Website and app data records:
┄┄┄┄┄┄

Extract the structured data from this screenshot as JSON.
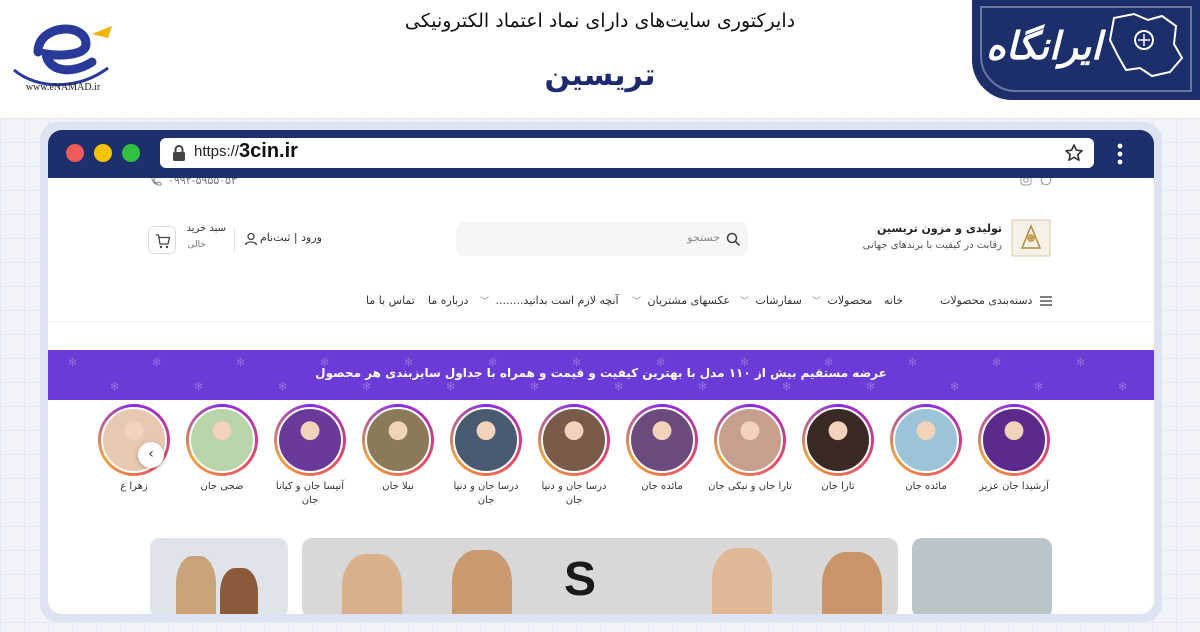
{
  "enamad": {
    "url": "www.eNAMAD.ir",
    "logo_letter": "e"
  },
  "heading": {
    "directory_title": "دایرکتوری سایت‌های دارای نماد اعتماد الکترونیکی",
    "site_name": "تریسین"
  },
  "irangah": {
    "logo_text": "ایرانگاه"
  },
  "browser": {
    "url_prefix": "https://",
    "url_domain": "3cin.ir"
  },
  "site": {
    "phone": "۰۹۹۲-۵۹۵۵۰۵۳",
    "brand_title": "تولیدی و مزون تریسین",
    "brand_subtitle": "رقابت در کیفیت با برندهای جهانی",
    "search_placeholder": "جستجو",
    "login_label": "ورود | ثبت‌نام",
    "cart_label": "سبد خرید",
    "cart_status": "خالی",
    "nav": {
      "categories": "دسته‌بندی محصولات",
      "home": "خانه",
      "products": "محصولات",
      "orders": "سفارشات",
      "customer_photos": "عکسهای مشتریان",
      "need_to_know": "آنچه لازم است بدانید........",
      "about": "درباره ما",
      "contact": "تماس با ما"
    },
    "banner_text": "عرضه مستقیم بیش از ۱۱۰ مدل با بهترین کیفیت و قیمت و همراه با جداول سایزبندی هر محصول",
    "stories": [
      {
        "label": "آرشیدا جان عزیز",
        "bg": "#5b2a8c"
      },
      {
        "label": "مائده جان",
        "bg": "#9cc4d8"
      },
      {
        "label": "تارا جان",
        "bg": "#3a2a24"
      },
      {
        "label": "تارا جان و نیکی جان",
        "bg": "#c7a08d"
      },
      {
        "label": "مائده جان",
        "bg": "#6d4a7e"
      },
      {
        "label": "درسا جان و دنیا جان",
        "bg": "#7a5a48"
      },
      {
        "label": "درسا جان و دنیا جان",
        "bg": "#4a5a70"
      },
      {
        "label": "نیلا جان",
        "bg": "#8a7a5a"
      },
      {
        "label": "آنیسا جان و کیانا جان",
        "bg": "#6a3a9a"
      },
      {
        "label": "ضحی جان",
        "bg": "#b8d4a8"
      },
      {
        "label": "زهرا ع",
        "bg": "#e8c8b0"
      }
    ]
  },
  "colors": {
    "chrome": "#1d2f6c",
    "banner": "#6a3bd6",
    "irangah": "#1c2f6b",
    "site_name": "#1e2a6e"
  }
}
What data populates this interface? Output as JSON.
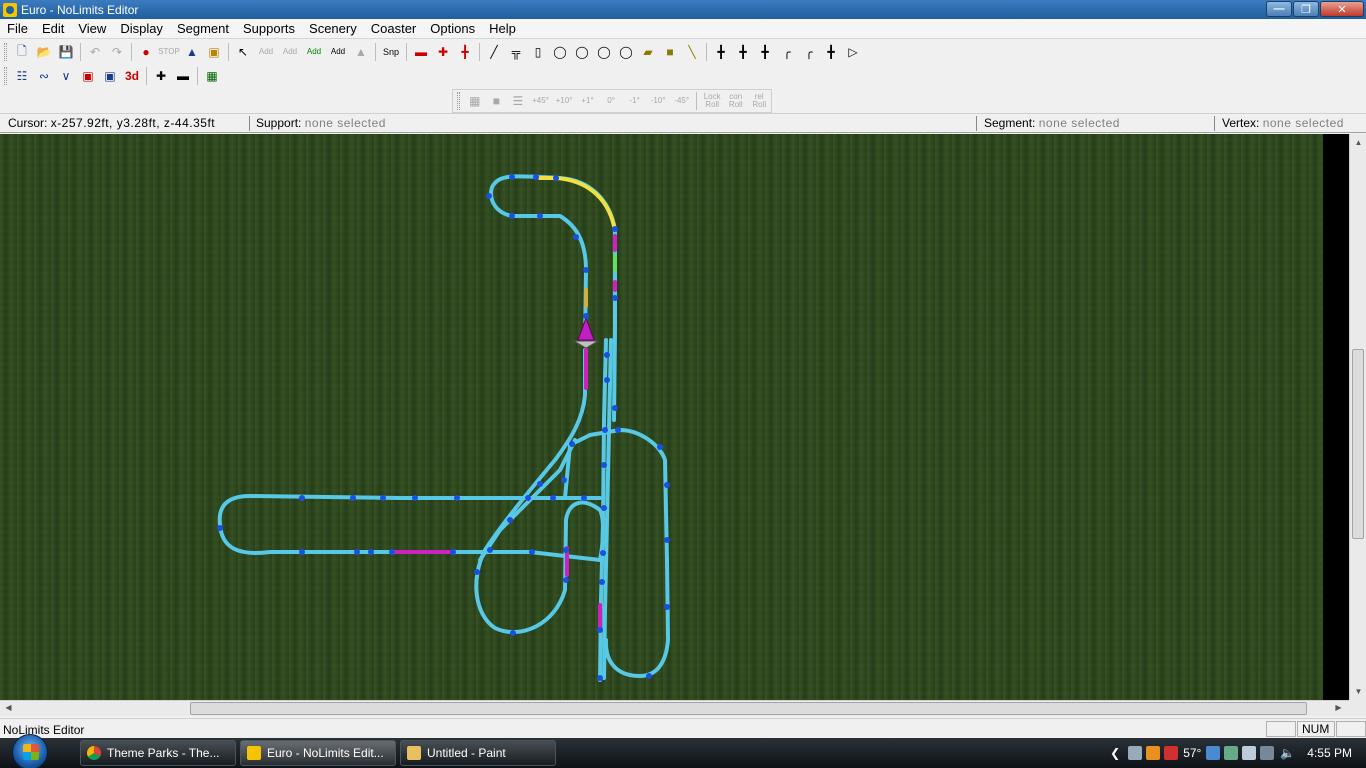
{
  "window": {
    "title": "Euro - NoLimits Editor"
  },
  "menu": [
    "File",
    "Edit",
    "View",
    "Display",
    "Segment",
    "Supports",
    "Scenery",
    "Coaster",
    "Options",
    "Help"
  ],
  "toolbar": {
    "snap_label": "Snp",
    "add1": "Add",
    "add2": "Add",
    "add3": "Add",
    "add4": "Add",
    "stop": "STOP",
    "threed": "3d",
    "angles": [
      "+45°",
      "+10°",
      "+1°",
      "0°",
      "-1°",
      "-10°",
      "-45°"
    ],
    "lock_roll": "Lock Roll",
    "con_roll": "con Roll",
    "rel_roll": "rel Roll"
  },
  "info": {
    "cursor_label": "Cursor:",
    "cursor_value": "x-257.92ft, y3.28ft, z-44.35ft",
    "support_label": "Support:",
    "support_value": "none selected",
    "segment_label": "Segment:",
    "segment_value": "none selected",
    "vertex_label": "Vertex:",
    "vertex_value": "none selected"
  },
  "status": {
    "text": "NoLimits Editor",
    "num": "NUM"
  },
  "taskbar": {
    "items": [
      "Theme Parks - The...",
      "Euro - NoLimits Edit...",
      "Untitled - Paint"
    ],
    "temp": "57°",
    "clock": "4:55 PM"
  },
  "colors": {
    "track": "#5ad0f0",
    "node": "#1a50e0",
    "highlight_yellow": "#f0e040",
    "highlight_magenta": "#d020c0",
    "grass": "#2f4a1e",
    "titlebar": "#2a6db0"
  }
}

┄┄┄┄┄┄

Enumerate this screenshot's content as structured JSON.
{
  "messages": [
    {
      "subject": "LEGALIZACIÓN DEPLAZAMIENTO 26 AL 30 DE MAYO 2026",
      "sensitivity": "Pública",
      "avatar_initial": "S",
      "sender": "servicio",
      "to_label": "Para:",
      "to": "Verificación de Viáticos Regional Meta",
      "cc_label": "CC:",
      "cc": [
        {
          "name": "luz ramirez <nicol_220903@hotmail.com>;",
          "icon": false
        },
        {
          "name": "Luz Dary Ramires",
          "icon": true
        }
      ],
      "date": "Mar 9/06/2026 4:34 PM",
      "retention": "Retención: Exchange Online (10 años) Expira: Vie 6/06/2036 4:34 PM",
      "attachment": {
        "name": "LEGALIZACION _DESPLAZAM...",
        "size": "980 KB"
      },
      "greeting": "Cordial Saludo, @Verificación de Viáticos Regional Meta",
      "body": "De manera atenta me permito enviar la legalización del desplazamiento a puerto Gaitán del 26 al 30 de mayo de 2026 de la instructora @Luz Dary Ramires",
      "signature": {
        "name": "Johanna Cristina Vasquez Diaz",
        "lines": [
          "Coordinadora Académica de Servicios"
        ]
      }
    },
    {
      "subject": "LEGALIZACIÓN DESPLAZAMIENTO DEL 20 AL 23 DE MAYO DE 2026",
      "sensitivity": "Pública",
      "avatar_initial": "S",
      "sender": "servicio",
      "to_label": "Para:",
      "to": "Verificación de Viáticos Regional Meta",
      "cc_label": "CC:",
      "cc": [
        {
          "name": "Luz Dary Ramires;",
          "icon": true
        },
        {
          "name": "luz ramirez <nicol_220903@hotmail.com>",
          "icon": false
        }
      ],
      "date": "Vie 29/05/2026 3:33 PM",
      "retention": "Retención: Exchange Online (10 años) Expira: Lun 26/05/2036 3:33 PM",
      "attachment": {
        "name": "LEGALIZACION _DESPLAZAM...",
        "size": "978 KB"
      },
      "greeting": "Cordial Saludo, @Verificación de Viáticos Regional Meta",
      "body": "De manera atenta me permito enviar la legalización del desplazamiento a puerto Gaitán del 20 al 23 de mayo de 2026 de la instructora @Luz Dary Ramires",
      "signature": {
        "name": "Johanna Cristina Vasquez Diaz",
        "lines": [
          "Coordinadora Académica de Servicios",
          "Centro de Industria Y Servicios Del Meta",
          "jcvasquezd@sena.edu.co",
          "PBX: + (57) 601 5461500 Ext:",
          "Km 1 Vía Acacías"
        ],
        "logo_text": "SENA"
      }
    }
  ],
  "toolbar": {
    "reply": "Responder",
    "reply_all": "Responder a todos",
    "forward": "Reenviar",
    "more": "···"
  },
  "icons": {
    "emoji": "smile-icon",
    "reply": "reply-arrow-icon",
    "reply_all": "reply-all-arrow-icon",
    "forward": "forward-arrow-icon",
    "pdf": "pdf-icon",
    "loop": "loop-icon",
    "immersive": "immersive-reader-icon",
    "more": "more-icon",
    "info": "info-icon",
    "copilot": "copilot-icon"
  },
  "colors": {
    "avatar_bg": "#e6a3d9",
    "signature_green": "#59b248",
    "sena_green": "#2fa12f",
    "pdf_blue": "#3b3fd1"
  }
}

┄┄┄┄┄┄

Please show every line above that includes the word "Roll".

## RESULT OF THIS TASK
    "lock_roll": "Lock Roll",
    "con_roll": "con Roll",
    "rel_roll": "rel Roll"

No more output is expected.